19 February 2014
Review of the book Indigenous Statistics: A Quantitative Research Methodology
To access the review in its entirety, please click the link from my publications page here.
And if you are looking for reviews of contemporary education scholarship, check out the rest of Education Review’s website! It is an open access multilingual journal dedicated to reviews of current works.
This week, VAMboozled! posted my analysis comparing charter school and public school student performance on the 2013 National Assessment for Education Progress. You can read the post here.
The International Journal of Diverse Identities
Volume 12, Number 4, 2013
Federal unenrollment impacts on scholar careers: A study on indigenous identity and membership in academia
You can find the entire article here.
Abstract: As universities across the country are becoming more diverse, responding to the impacts that assumptions about others have on the way we interact with colleagues, research participants, and communities is crucial for all scholars. In particular, the politics of identity, both actual and perceived, for Indigenous scholars in the Western Hemisphere are uniquely complex. Through a review of the relevant literature, I describe influences on scholar identity formation, and discuss individual impacts of working within campus climates while experiencing microaggression. Utilizing Indigenous voices as the focal data, I explore the experience of scholars in post-secondary institutions in the United States in relation to historical factors that have determined Indigeneity by colonial and racist measures. This was a mixed-methods study, utilizing an online survey and oral history interviews to explore the multiple interactions between Indigenous and non-Indigenous peoples pertinent to academic scholars who are not federally recognized yet still identify themselves as Indigenous. Demographic characteristics and relevant experiences of Indigenous scholars in tertiary institutions throughout the United States are described. Obstacles to scholar confidence and support systems were identified within families, communities, and institutions. Participating scholars’ experiences ranged from being comfortable with the difference between themselves and their colleagues to reports of ignorant remarks, conflicts between those with Recognized and non- Recognized statuses, and work environments where Indigenous selves were masked to the point of not existing beyond the assumptions of others based on skin color. This preliminary work is the first project of its kind and provides groundwork for further exploration about the marginalization of Indigenous scholars in postsecondary institutions and the impact of disparate experiences on unrecognized Indigenous scholars in a variety of academic fields.

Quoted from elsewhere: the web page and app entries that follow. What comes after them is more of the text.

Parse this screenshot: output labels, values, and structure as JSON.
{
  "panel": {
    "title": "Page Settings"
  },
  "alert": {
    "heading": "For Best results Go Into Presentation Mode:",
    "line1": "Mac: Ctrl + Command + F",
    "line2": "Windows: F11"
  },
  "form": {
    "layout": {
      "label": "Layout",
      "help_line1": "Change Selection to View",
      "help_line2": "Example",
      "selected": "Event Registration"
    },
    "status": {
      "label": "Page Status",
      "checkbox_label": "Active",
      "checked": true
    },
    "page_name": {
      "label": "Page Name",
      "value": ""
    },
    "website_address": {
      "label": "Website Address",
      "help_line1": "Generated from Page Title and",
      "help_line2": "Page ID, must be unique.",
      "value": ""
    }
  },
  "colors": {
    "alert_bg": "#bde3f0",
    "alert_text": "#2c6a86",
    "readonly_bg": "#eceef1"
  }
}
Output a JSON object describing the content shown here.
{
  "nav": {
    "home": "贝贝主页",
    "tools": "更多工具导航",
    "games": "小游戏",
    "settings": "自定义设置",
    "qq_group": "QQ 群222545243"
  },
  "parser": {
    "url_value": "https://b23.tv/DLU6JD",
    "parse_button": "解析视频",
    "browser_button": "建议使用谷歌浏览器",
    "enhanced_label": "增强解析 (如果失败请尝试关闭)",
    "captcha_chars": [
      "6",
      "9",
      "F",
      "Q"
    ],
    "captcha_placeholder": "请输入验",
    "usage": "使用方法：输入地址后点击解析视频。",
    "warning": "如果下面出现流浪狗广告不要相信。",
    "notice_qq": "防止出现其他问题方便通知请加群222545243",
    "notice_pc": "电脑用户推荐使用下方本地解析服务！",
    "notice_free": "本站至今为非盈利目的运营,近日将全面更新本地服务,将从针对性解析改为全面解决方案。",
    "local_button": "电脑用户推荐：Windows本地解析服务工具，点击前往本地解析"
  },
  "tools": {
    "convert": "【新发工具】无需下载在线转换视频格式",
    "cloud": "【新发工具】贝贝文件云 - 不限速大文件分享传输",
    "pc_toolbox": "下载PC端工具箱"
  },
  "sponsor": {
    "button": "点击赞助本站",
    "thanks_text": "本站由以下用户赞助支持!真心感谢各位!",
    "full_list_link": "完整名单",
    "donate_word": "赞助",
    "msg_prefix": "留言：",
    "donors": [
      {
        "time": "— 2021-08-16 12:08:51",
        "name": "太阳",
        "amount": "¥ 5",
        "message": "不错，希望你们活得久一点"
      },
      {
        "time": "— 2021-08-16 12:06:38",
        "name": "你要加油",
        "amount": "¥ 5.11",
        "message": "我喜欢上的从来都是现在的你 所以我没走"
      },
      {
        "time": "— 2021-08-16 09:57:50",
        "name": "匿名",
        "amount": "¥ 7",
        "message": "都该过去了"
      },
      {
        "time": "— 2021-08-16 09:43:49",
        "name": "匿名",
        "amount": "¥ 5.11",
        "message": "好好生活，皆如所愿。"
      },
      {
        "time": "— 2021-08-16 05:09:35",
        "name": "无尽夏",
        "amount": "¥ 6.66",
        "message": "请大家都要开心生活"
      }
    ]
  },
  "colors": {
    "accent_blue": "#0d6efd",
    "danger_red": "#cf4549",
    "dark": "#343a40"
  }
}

I was just informed by my wonderful fellow UCD graduate colleague (and friend) Dr. Kristina Casper-Denman, professor at American River College, that she has cited my work in her dissertation. To my knowledge this is the first citation of my published work.
Her dissertation, “California Indian Education Association (CIEA): Working Towards Educational Sovereignty” explores the history of indigenous educational movements in California and suggests that the future of of academic sovereignty lies in continued reclaiming by the indigenous nations across the state and improved methods for increasing cultural competency of school instructors at all grade levels.
Congrats to Dr. Casper-Denman who earned her Ph.D. in Native American Studies in 2013!
It is with great excitement that I announce the first part of my post-Ph.D. journey: this Friday I begin my postdoctoral work at the Mary Lou Fulton Teachers College of Arizona State University! I have just moved to Arizona (and yes, in July and August it is HOT) but am looking forward to what awaits me under the supervision of Dr. Audrey Beardsley. Arizona is a really unique place with small, rural indigenous communities; small and large reservations that cross state and nation boundaries; and large, urban centers. With a number of well-respected scholars in my field, I know ASU will be a really great place to learn and grow over the next two years.
I am humbled to have collaborated with a number of amazing colleagues while a student at the University of California, Davis. Cutcha Risling Baldy, whose work focuses on Native women, shared early manuscripts of this piece, published on June 28 in Ecological Processes.
This coming Saturday, I will be presenting about my dissertation research at California State University, Sacramento. The brown bag session titled “Current Issues in Indigenous Education Policy & Data” is going to be given to educational leadership doctoral students.
Despite being so close to dissertation submission (yes, I wrote at night, in between sessions, and on my flights), I flew off to D.C. for a fun three day institute given by the American Educational Research Association on causal inference analyses for education policy research. The institute focused on design of randomized experiments and challenges to implementation in educational settings. We considered methodological approaches such as propensity scores, regression discontinuity, instrumental variables, path analysis, and structural equation modeling as methods of establishing causal relationships. I met graduate students and faculty from around the U.S., and hope that we will have connections that we can develop into future collaborations.
I encourage anyone in education policy that wants to spend a few days with great faculty teachers dialoguing about causal inference with research, apply to attend. Watch for the opportunity here: http://www.aera.net/ProfessionalOpportunitiesFunding/FundingOpportunities/StatisticalAnalysisCausalInference/tabid/14751/Default.aspx.
This coming Tuesday, I will be presenting about my dissertation research at the UC Davis School of Education. The brown bag session titled “Current Issues in Indigenous Education Policy & Data” is free and open to the public.